Tourism means something different to each of us individually – a regular family trip to the South of France, a year spent traversing the South American continent, or jetting off to a new European city whenever you get the chance. But on a global scale, it means a great deal, representing 10% of the world’s GDP and 1 in 10 jobs worldwide. And today, September 27, is the designated World Tourism Day – which, since its inaugural year in 1980, has been a day to raise awareness of the great role tourism plays within the international community, and to celebrate the growing positive impact it has on social, cultural, political and economic values across the globe.
Travel these days seems to be dominated by visual experiences, whether we’re describing the colours of that all-too perfect sunset on our last night in paradise, reminiscing about golden beaches and clear oceans, or throwing it back to a recent getaway with a well-framed Instagram photo. And rightfully so, because for the majority of us, encountering new sights and awe-inspiring scenery is a large part of why we travel. But that’s neglecting an important piece of our experience – the sound. Especially for this occasion, we’re putting our blindfolds on and paying sole attention to our sense of sound as we explore some of the most sonically-unique destinations you can find on the map.

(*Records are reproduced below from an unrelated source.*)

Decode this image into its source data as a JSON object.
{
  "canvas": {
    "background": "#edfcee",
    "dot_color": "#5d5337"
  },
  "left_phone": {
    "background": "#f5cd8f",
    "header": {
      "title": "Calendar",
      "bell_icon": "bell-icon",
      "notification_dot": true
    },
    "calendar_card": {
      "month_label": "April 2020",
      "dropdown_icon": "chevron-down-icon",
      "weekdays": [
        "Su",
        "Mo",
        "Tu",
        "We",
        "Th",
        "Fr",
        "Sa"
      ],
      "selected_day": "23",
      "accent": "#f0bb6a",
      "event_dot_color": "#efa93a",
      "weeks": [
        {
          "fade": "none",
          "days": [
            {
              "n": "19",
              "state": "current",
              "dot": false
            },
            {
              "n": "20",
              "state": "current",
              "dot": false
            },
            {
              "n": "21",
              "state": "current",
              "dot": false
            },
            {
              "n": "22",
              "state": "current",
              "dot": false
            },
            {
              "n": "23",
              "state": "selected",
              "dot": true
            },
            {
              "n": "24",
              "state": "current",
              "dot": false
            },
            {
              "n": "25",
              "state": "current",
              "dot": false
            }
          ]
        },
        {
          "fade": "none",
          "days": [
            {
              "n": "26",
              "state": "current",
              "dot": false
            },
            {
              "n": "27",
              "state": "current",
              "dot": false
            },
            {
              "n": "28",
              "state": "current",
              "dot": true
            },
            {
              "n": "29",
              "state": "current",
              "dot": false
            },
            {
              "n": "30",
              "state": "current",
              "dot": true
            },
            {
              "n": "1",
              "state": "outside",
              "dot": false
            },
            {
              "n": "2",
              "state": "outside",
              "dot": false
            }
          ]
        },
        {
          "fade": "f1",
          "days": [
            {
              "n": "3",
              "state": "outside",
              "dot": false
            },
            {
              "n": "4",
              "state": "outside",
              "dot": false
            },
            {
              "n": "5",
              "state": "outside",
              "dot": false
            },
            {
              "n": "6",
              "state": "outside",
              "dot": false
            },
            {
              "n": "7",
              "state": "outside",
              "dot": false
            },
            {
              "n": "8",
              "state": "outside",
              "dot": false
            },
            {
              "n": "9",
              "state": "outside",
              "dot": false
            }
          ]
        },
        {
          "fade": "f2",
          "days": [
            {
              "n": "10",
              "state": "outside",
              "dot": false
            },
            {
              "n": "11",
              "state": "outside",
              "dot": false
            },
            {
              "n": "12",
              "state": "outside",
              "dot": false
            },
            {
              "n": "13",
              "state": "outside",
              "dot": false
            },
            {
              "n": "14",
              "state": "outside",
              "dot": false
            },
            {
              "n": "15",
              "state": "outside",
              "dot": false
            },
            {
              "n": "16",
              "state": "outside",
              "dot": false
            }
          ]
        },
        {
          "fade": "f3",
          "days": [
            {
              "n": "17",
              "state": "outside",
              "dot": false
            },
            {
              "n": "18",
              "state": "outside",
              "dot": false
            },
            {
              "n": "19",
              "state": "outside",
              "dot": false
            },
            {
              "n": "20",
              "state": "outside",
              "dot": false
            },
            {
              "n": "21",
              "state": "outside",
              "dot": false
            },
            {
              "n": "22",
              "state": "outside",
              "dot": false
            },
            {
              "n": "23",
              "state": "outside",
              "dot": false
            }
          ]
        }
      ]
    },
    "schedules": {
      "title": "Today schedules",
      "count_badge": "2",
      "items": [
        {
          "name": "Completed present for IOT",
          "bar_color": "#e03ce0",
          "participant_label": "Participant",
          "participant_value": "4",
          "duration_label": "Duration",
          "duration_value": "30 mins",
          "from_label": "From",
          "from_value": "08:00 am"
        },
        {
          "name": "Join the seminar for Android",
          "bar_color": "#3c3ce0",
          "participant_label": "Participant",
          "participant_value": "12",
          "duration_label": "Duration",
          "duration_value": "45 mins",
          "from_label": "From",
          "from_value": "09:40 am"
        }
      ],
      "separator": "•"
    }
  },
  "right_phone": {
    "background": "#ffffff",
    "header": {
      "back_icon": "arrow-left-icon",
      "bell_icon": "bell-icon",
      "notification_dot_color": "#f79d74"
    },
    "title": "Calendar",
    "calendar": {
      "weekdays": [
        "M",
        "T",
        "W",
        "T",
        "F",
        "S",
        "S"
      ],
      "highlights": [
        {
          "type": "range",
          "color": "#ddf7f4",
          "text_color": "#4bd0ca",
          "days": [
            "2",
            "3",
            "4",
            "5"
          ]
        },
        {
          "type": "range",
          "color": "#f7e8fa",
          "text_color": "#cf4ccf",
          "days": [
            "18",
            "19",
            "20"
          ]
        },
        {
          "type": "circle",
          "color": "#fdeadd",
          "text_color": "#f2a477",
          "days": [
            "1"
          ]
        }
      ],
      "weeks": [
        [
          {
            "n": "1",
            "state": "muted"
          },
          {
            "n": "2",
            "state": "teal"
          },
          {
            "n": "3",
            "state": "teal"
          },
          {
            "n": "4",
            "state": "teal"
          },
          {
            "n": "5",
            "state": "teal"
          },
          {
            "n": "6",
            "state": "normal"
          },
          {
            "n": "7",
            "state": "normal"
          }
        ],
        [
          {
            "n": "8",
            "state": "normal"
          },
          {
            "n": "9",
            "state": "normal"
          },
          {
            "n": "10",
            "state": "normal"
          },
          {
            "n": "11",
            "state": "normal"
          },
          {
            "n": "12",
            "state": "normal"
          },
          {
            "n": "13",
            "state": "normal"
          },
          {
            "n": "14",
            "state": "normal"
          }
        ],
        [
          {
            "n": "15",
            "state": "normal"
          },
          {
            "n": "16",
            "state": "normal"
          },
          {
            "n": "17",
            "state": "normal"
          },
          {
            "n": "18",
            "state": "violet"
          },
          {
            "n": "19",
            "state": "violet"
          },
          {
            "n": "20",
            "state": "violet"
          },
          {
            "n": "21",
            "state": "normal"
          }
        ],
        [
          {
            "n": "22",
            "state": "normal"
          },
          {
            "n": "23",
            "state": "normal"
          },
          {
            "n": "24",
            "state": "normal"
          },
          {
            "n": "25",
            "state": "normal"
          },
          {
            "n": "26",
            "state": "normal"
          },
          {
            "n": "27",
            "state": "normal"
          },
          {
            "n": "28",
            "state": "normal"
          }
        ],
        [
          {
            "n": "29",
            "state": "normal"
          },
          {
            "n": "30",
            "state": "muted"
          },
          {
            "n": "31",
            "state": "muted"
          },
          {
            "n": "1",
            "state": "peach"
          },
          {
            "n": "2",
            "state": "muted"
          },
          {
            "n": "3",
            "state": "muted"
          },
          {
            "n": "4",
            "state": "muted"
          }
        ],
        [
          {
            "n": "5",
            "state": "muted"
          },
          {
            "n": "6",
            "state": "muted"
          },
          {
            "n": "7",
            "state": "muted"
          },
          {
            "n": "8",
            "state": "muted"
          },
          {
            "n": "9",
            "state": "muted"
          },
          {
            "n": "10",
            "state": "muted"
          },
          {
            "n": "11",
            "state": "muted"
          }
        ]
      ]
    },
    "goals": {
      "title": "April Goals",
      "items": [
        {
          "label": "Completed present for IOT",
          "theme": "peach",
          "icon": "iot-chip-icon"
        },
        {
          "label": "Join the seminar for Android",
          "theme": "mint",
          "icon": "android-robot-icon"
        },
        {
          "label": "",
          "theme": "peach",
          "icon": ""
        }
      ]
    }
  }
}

Kelso Dunes, Mojave Desert, California
The Kelso Dune Field is home to what’s known locally as the singing sands – something that has to be heard to be believed. When the winds at its driest, and human interaction causes the sand to shift, this sonic wonder of the world comes to life and produces an eerily deep drone that would wouldn’t sound out of place in a Hans Zimmer soundtrack.
Temple of Kukulcan, Chichen Itza, Mexico
Stand at the foot of this Mayan-built pyramid and clap your hands. What will happen next is astonishing. This structure doesn’t simply echo your clap, it replies with a sound that replicates birdsong, and emits a quick chorus of chirps. But according to many experts, this is no accident. The echo replicates the call of the sacred quetzal bird, making it an acoustic, architectural masterpiece.
Võru County Forest, Estonia
It’s the peace and quiet that draws people out of cities and into forests. But that doesn’t mean they’re seeking silence – it’s actually the opposite. When we retreat into these areas, it’s so we can return to those natural sounds and the stillness they bring. And in Estonia’s Pähni Nature Centre, you’ll find a unique installation designed to accentuate that phenomenon. Hikers can take a break, rest their feet and clear their minds with the calming sounds of the forest surrounding them.
These are just three of our favourite sonic tourist destinations, and there are countless more just waiting to be heard around the world. They prove that while sightseeing will likely always dominate our reasons for travel and exploration, there is a lot to be said for experiences that satisfy our ears rather than our eyes. And sometimes those experiences are more unique and exhilarating than any photo album could be.